And just how “feminist” can this series really consider itself when it includes a joke about Candy being unable to find her “rape whistle” at a time when she thinks she needs it? It all just comes across as hypocritical and even borderline upsetting, creating a sense of constant tonal whiplash which is hard for the viewer to get over even when the jokes do work.

And there are some laughs to be had here, but they come so inconsistently that it’s almost surprising when they do happen. Silverman is a very funny person, and she gives Candy plenty of comedic energy, but it’s a shame the material she’s given simply isn’t that good most of the time, or that the character becomes so unlikable after a certain point that it’s hard for the audience to want to root for her. Actually, that can be said for almost everyone on this show (save for a chubby college intern who works for Candy who is probably the only person in this series truly deserving of happiness).

Santa is largely a jerk here, which is a shame, since Rogen has a lovably dopey voice that would be capable of making him quite warm under the right circumstances.
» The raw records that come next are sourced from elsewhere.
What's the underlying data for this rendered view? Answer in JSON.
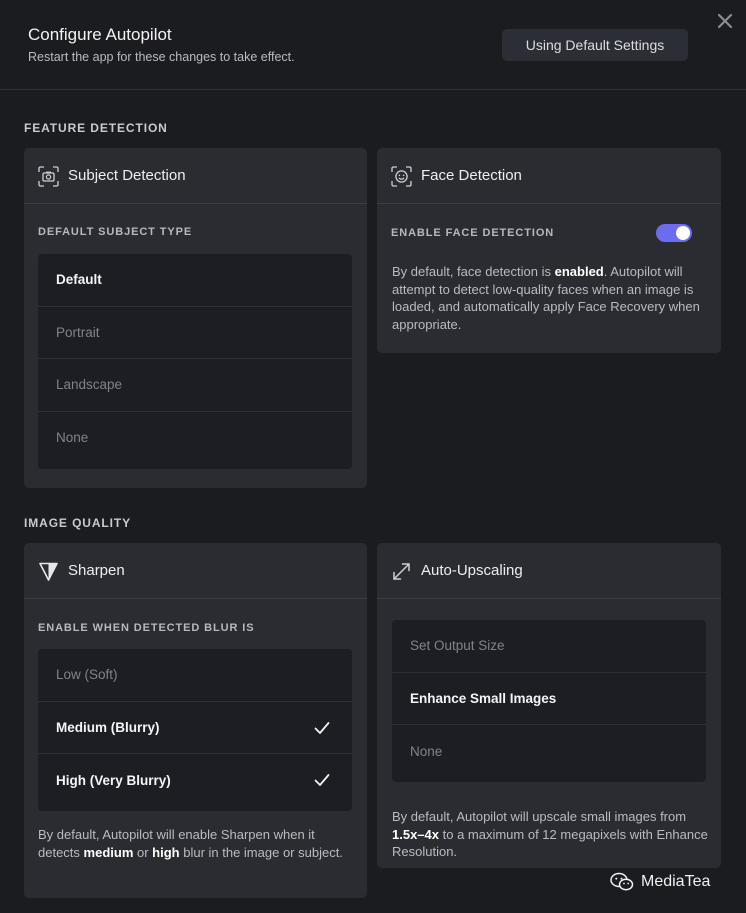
{
  "header": {
    "title": "Configure Autopilot",
    "subtitle": "Restart the app for these changes to take effect.",
    "default_button": "Using Default Settings",
    "close_icon": "close-icon"
  },
  "sections": {
    "feature_detection": "FEATURE DETECTION",
    "image_quality": "IMAGE QUALITY"
  },
  "subject_detection": {
    "title": "Subject Detection",
    "icon": "camera-frame-icon",
    "field_label": "DEFAULT SUBJECT TYPE",
    "options": [
      {
        "label": "Default",
        "selected": true
      },
      {
        "label": "Portrait",
        "selected": false
      },
      {
        "label": "Landscape",
        "selected": false
      },
      {
        "label": "None",
        "selected": false
      }
    ]
  },
  "face_detection": {
    "title": "Face Detection",
    "icon": "face-icon",
    "field_label": "ENABLE FACE DETECTION",
    "toggle_on": true,
    "desc_pre": "By default, face detection is ",
    "desc_bold": "enabled",
    "desc_post": ". Autopilot will attempt to detect low-quality faces when an image is loaded, and automatically apply Face Recovery when appropriate."
  },
  "sharpen": {
    "title": "Sharpen",
    "icon": "sharpen-triangle-icon",
    "field_label": "ENABLE WHEN DETECTED BLUR IS",
    "options": [
      {
        "label": "Low (Soft)",
        "selected": false
      },
      {
        "label": "Medium (Blurry)",
        "selected": true
      },
      {
        "label": "High (Very Blurry)",
        "selected": true
      }
    ],
    "desc_1": "By default, Autopilot will enable Sharpen when it detects ",
    "desc_b1": "medium",
    "desc_2": " or ",
    "desc_b2": "high",
    "desc_3": " blur in the image or subject."
  },
  "upscaling": {
    "title": "Auto-Upscaling",
    "icon": "expand-arrows-icon",
    "options": [
      {
        "label": "Set Output Size",
        "selected": false
      },
      {
        "label": "Enhance Small Images",
        "selected": true
      },
      {
        "label": "None",
        "selected": false
      }
    ],
    "desc_1": "By default, Autopilot will upscale small images from ",
    "desc_b1": "1.5x–4x",
    "desc_2": " to a maximum of 12 megapixels with Enhance Resolution."
  },
  "watermark": {
    "text": "MediaTea",
    "icon": "wechat-icon"
  },
  "colors": {
    "accent": "#6b6cf0",
    "background": "#1b1c20",
    "card": "#2a2c31"
  }
}
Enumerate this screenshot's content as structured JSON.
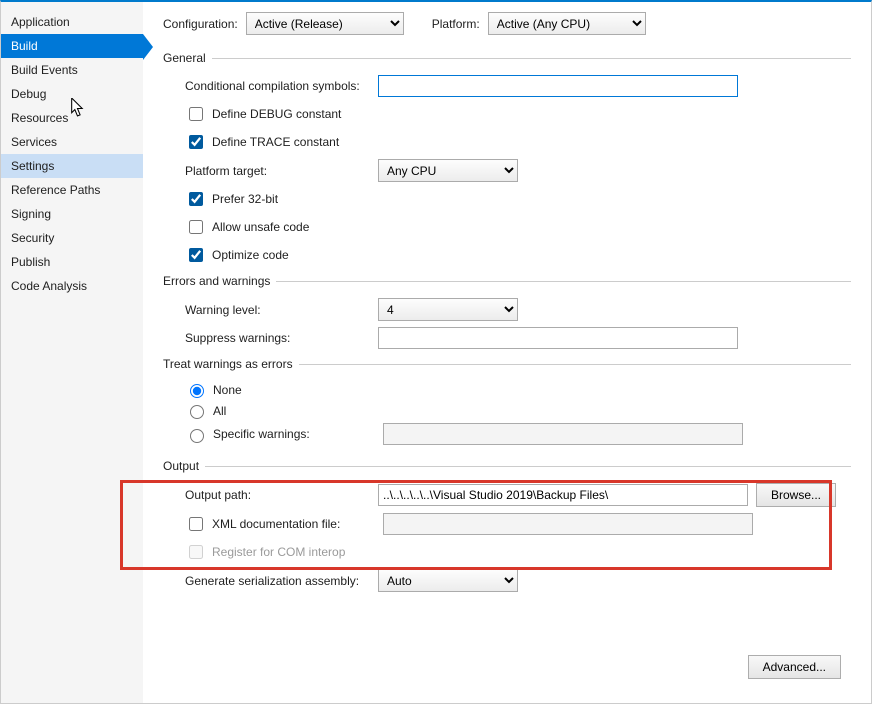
{
  "sidebar": {
    "items": [
      {
        "label": "Application"
      },
      {
        "label": "Build"
      },
      {
        "label": "Build Events"
      },
      {
        "label": "Debug"
      },
      {
        "label": "Resources"
      },
      {
        "label": "Services"
      },
      {
        "label": "Settings"
      },
      {
        "label": "Reference Paths"
      },
      {
        "label": "Signing"
      },
      {
        "label": "Security"
      },
      {
        "label": "Publish"
      },
      {
        "label": "Code Analysis"
      }
    ]
  },
  "top": {
    "config_label": "Configuration:",
    "config_value": "Active (Release)",
    "platform_label": "Platform:",
    "platform_value": "Active (Any CPU)"
  },
  "sections": {
    "general": "General",
    "errors": "Errors and warnings",
    "treat": "Treat warnings as errors",
    "output": "Output"
  },
  "general": {
    "cond_symbols_label": "Conditional compilation symbols:",
    "cond_symbols_value": "",
    "define_debug": "Define DEBUG constant",
    "define_trace": "Define TRACE constant",
    "platform_target_label": "Platform target:",
    "platform_target_value": "Any CPU",
    "prefer32": "Prefer 32-bit",
    "allow_unsafe": "Allow unsafe code",
    "optimize": "Optimize code"
  },
  "errors": {
    "warning_level_label": "Warning level:",
    "warning_level_value": "4",
    "suppress_label": "Suppress warnings:",
    "suppress_value": ""
  },
  "treat": {
    "none": "None",
    "all": "All",
    "specific": "Specific warnings:",
    "specific_value": ""
  },
  "output": {
    "path_label": "Output path:",
    "path_value": "..\\..\\..\\..\\..\\Visual Studio 2019\\Backup Files\\",
    "browse": "Browse...",
    "xml_doc": "XML documentation file:",
    "xml_doc_value": "",
    "register_com": "Register for COM interop",
    "gen_ser_label": "Generate serialization assembly:",
    "gen_ser_value": "Auto"
  },
  "advanced": "Advanced..."
}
And I haven’t even mentioned Candy’s terrible mother (who constantly gets naked around her daughter, and fair warning to the sensitive, this show does have graphic stop-motion nudity), or her perverted, money-obsessed grandfather who would’ve felt like a badly dated Jewish stereotype years ago.

And that’s another problem–there’s no reason to want anyone on this show to succeed (apart from, well, the aforementioned chubby college kid). Santa Inc. is frequently stressing that Candy isn’t deserving of the mantle of Santa because of the way she treats her family and friends (even though they are making unreasonable demands of her), but also wants the viewer to be “outraged” if she doesn’t get the position. This makes the narrative “tension” tedious, as there’s no reason to care if she actually gets the job or not, since the show is constantly telling us that both potential outcomes would be a very bad thing.

All of this is a shame because a lot of work clearly went into making this. All animation fans know that stop-motion is a back-breaking labor of love for those who have the patience to do so, and the production values are quite impressive and smooth here, even if the series does essentially look like an overlong Robot Chicken episode. The designs of the North Pole and its characters are largely appealing (though I personally can’t get over how much Candy looks like The Count from Sesame Street for some reason), and there are a ton of great sight gags, usually involving stuff going on in the background, or small details like a striped prisoner uniform being made out of Christmas gift wrap. It’s just heartbreaking that all of this talent and effort was used on a series as lazy as this.

And yes, “lazy” is sadly the best word that can be used to accurately describe Santa Inc.. It has no idea what kind of show it wants to be, but it knows what kind of show it wants to be viewed as. Throughout the show, it’s made apparent that Santa is eager to make Candy his successor, but his primary motivation for doing so is all of the praise it will get him from the press for being the most “woke Santa” ever.

Ironically, that’s exactly what Santa Inc. is doing. It wants for people to look at it and go “wow, look at all of the bad words they’re using in this female-driven comedy” or “wow, the political themes of this show are really forward-thinking and current” (and, yes, the series seems to think it’s the first time anyone has ever pointed out that a lot of old white men are in charge of companies).

But that’s not enough. You need more than shock value alone to be funny, and you can’t call yourself “forward-thinking” when your show has a gay character who is a pathetic stereotype. That’s not how you create holiday magic. But it is how you give the streaming equivalent of a lump of coal. Bah humbug indeed!

Animated Classic or Back To The Drawing Board?

Santa Inc.
Lionsgate Home Entertainment
December 2nd, 2021
Streaming on HBO Max
24 minutes
Rated TV-MA
Created by Alexandra Rushfield